TASK
Go through the material below, count the lines with the word "text", and reply with the count alone.
━━━━━━━━━━━━━━━━━━━━
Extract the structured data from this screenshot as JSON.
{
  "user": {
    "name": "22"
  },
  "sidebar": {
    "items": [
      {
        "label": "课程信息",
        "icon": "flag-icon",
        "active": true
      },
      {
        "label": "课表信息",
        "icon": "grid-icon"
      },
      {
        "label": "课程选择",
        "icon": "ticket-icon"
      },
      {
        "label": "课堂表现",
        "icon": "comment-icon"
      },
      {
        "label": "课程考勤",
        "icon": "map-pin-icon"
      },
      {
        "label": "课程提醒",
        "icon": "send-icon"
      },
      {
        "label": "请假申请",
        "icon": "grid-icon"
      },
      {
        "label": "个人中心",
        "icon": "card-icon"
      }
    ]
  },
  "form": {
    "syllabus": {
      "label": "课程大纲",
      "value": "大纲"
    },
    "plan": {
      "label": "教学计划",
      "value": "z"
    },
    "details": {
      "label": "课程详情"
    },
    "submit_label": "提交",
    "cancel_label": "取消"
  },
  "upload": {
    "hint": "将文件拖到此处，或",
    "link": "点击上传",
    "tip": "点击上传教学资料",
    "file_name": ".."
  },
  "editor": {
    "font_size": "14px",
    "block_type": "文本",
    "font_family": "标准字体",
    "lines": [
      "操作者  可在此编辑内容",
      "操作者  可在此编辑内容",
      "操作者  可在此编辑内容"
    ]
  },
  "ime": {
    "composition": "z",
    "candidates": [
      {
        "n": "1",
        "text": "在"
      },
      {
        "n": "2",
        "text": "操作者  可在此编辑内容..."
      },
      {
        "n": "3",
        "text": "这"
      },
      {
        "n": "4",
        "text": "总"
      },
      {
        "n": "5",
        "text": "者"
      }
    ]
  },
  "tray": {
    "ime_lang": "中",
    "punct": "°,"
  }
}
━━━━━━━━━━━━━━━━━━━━
SOLUTION FOR THIS EXERCISE
5